The big challenge journalism faces today today is that by not providing certain information, the profession normalizes what is not normal.

One of the most interesting professional problems that journalists working in the United States are going to have to face up to is how to prevent information about the new president, Donald Trump, from “normalizing” his figure, language and political role. Getting Trump to continue producing the strangeness he deserves and ensuring that from January—once he takes his position—the White House does not suppress his anomalous or irrational characteristics would surely be the first piece of advice that journalists who worked in Europe in the 1930s would give us.

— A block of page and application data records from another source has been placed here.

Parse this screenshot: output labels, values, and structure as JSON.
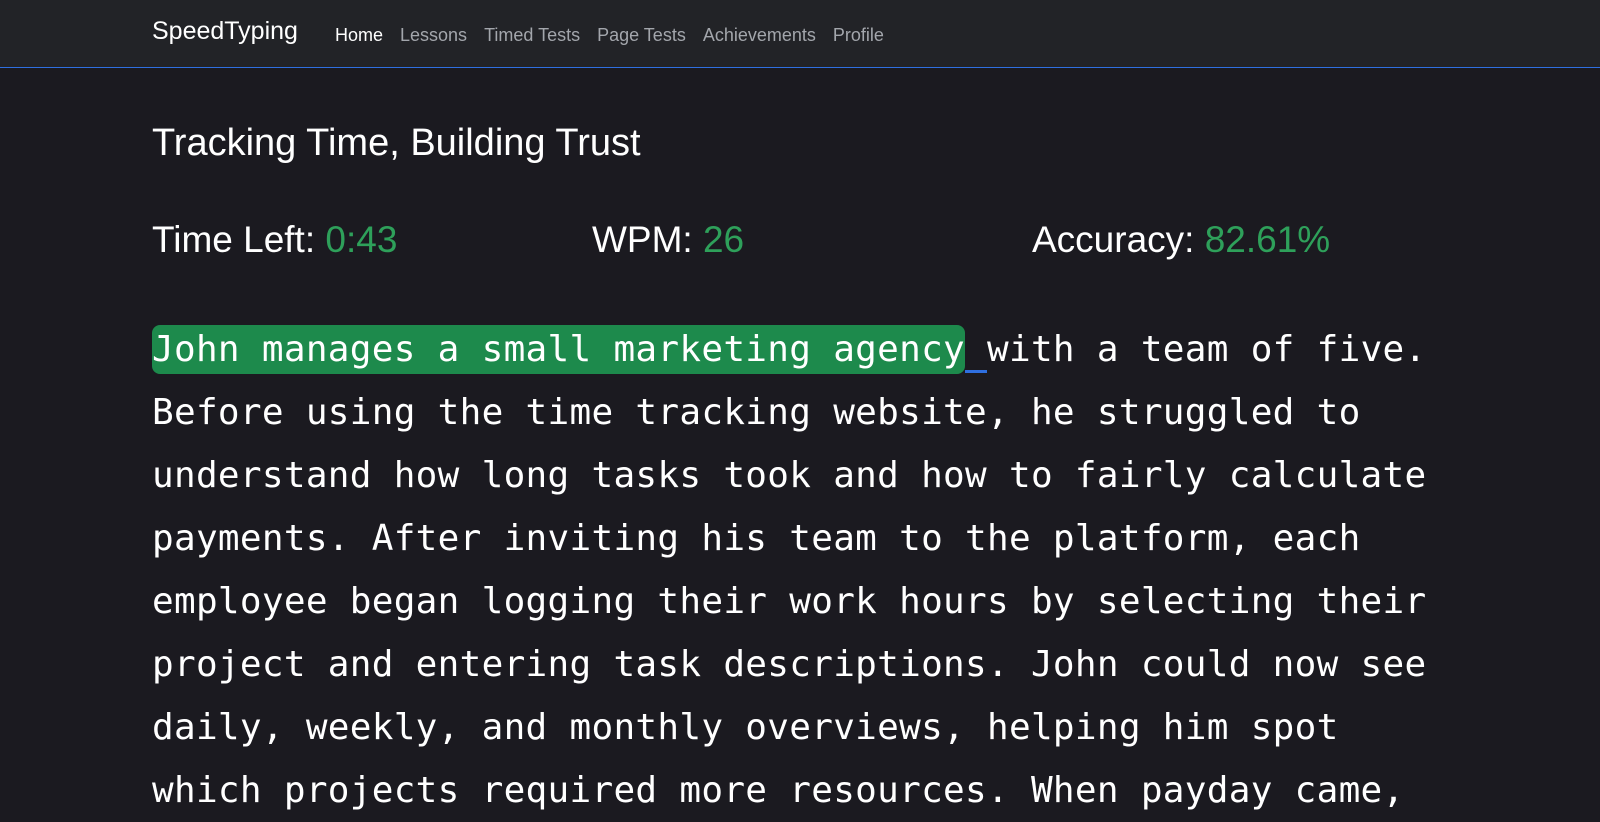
{
  "nav": {
    "brand": "SpeedTyping",
    "links": [
      {
        "label": "Home",
        "active": true
      },
      {
        "label": "Lessons",
        "active": false
      },
      {
        "label": "Timed Tests",
        "active": false
      },
      {
        "label": "Page Tests",
        "active": false
      },
      {
        "label": "Achievements",
        "active": false
      },
      {
        "label": "Profile",
        "active": false
      }
    ]
  },
  "test": {
    "title": "Tracking Time, Building Trust",
    "stats": {
      "time_label": "Time Left: ",
      "time_value": "0:43",
      "wpm_label": "WPM: ",
      "wpm_value": "26",
      "accuracy_label": "Accuracy: ",
      "accuracy_value": "82.61%"
    },
    "passage": {
      "typed": "John manages a small marketing agency",
      "current": " ",
      "remaining": "with a team of five. Before using the time tracking website, he struggled to understand how long tasks took and how to fairly calculate payments. After inviting his team to the platform, each employee began logging their work hours by selecting their project and entering task descriptions. John could now see daily, weekly, and monthly overviews, helping him spot which projects required more resources. When payday came,"
    }
  },
  "colors": {
    "background": "#1b1a20",
    "navbar": "#222327",
    "accent": "#2f6fe0",
    "success": "#2ea05a",
    "typed_highlight": "#1d8a4c"
  }
}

The fight against the “normalization” of President Trump and everyone involved in his entourage should be part of the intellectual commitment from the media, not only in the U.S. but everywhere, in order to prevent us from gradually adjusting to that anomaly which imagines that anyone with a similar history [to Trump’s] can occupy one of the roles with the most responsibility in the world. The more we ignore and trivialize this abnormality, the more it instills mental laziness in us, and one of his messages will eventually be allowed to go by without criticism or opposition. Through just one of his racist or irrational decisions, we would be allowing the deterioration of freedom of speech and democracy, precisely everything that the United States has represented. We would not be showing respect for the U.S. president, but negligence and professional oversight.

So-called “semantic slippage” poses the greatest danger. The media, at least the European media, has already swallowed all of the possible language pitfalls with respect to immigrants and refugees: We stopped reporting on “illegal work contracts” to talk about “illegal workers,” and the people at risk of drowning stopped being “shipwrecked people” to become “illegal immigrants.” We now run the risk of starting to “slip with” the language used to describe the new reality of the U.S and make it less implacable.

In fact this is already happening in the world of finance. Using the financial markets as a barometer, you might think that nothing has happened—not the famous British referendum on Brexit, nor the election of Trump, nor the 10 months of a caretaker government in Spain, nor the departure of Matteo Renzi from the Italian government; nothing has provoked the feared reaction from the world of finance. From the economic point of view, everything seems perfectly acceptable, everything is normal, probably because they do not fear that any of this affects their interests. For the markets, panic and meltdown arrive when they break their own casino table and start believing that their frameworks could be subject to new regulation. Then they shoot in all directions and give the impression of going crazy. In contrast, for them, Trump seems to herald normality.

It would be in the interests of journalists to remember the opposite and fight strongly against this current. As the husband of the M.P. Jo Cox, assassinated during the Brexit campaign by an extreme British nationalist, recently explained, “History shows how quickly hatred is normalized. What begins with biting your tongue for political expediency or out of social awkwardness soon becomes complicity with something far worse. Before you know it, it is already too late.”

CNN’s Christiane Amanpour spoke a few days ago in front of the Committee to Protect Journalists in New York to ask her colleagues not to bite their tongues and to stop the normalization of what is abnormal. They should surely be the one to lead the way, but exerting control in order to avoid the slippage of our own language is also our task.